The Nepal Elephant Healthcare and Tuberculosis (TB) Surveillance Program was initiated by Elephant Care International in 2007 following the first comprehensive TB testing of Asian elephants in 2006. Previous reports have described the challenges that TB presents to wildlife, humans, and domestic livestock in Nepal1-3 and a recent report has demonstrated the risk of transmission to the wild.4
The program is based near Chitwan National Park where a field office and lab are staffed by a full-time veterinarian. Program goals are to 1) mitigate transmission of TB to wild elephants, rhinos and other ungulates by controlling TB at the captive-wild interface, 2) ensure the health of government elephants used for anti-poaching patrols, rhino censuses, and other conservation purposes, 3) safeguard tourism that supports the national parks, 4) build wildlife veterinary capacity, 5) encourage the development of elephant TB control programs other Asian elephant range countries, and 6) advance our knowledge of TB in elephants.
Ninety-three percent of the captive population has been tested using the Elephant TB Stat-Pak® and/or DPP® Vet TB™ assays.a Over 20 elephants have been treated prophylactically or therapeutically for TB based on serology results, culture, and/or exposure history.
The Program has facilitated multiple research projects, involving students and investigators from Tufts University, Michigan State University, Murdoch University, and the Institute of Agriculture and Animal Science (Nepal).
In 2010 the Ministry of Forestry approved the Elephant Tuberculosis Control and Management Action Plan (2011-2015), the first such plan in Asia. The plan is on-line at www.elephantcare.org.
a. Chembio Diagnostic Systems, Inc, Medford, NY, USA.
The authors would like to acknowledge the support of the Department of National Parks and Wildlife Conservation of the Government of Nepal, Dr. I.P. Dhakal of the Institute of Agriculture and Animal Science for working with us to establish a fellowship for the first TB Program veterinarian, Dr. Shantraj Jnawali for help in transitioning the TB Program to the National Trust for Nature Conservation, Dr. Christy Williams of WWF-Nepal for construction of a segregation site and mahout TB testing, and Konstantin Lyashchenko of Chembio Diagnostics Systems Inc.a for technical support.

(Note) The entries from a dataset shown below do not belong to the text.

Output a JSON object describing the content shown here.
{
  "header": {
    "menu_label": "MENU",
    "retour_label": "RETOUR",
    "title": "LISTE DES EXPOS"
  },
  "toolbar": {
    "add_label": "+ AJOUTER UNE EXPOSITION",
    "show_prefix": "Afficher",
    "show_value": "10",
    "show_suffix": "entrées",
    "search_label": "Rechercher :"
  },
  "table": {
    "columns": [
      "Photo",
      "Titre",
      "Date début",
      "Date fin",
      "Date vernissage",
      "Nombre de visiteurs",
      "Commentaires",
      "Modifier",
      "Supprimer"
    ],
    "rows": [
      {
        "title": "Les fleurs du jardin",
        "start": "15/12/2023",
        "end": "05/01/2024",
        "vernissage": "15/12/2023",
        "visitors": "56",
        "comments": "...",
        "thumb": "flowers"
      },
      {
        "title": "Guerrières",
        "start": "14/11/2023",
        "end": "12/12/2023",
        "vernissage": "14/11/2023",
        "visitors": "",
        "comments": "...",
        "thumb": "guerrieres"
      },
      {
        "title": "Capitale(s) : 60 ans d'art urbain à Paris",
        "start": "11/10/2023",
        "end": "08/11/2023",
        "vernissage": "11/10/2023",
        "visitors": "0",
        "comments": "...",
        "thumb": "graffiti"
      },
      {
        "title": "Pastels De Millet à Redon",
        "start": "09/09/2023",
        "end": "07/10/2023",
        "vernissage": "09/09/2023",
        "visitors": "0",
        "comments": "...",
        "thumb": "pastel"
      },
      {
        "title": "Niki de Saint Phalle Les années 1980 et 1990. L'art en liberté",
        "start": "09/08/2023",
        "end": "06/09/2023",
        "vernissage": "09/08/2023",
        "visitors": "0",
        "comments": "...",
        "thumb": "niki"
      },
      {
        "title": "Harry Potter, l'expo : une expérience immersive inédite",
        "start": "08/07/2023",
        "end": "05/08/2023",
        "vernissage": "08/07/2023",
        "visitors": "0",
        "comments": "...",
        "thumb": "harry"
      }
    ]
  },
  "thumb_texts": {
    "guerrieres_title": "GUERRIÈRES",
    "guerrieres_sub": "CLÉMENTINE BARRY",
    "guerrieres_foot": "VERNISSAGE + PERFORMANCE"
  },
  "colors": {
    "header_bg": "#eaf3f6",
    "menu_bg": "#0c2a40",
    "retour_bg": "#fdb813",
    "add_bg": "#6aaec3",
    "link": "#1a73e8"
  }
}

We greatly acknowledge the financial support of the U.S. Fish and Wildlife Services Asian Elephant Conservation Fund (Awards 98201-8-G571, 96200-9-G222, and 96200-0-G143), the Mazuri Fund, the Walter J. Ernst Memorial Fund, the Abraham Foundation, Buttonwood Park Zoo, Columbus Zoo, Oklahoma City Zoo, Phoenix Zoo, Busch Gardens Tamps, the Humane Society of the United States, and numerous private donors.
1. Mikota, S.K., G. Kaufman, I.P. Dhakal, and B.D. Pandey. 2009. Tuberculosis in Nepal: elephants, humans, livestock, and wildlife. Proc. Am. Assoc. Zoo Vet. Annual. Conf. 3–4.
2. Mikota, S.K., M. Miller, G. Dumonceaux, K. Giri, K. Gairhe, K. Hamilton, S. Paudel, K. Lyashchenko, R.S. Larsen, J. Payeur, R. Waters, M.D. Salman, and G. Kaufman, G. 2007. Comparison of four serologic assays and culture to determine tuberculosis infection in captive elephants in Nepal. Proc. Am. Assoc. Zoo Vet., Am. Assoc. Wildlife Vet, Am. Zoo and Aquarium Assoc. Nutr Adv Group Joint Conf. 71–72.
3. Mikota, S.K., M. Miller, G. Dumonceaux, K. Giri, K. Gairhe, K. Hamilton, S. Paudel, and B. Vincent. 2006. Elephant tuberculosis diagnosis: implications for elephant management in Asian range countries. Proc. Am. Assoc. Zoo Vet. Annual. Conf. 142–143.
. Obanda, V., J. Poghon, M. Yongo, I. Mulei, M. Ngotho, K. Waititu, J. Makumi, F. Gakuya, P. Omondi, R.C. Soriguer, and S. Alasaad. 2013. First report of fatal tuberculosis in a wild African elephant with past human-wildlife contact. Epidemiol. Infect. 1–5.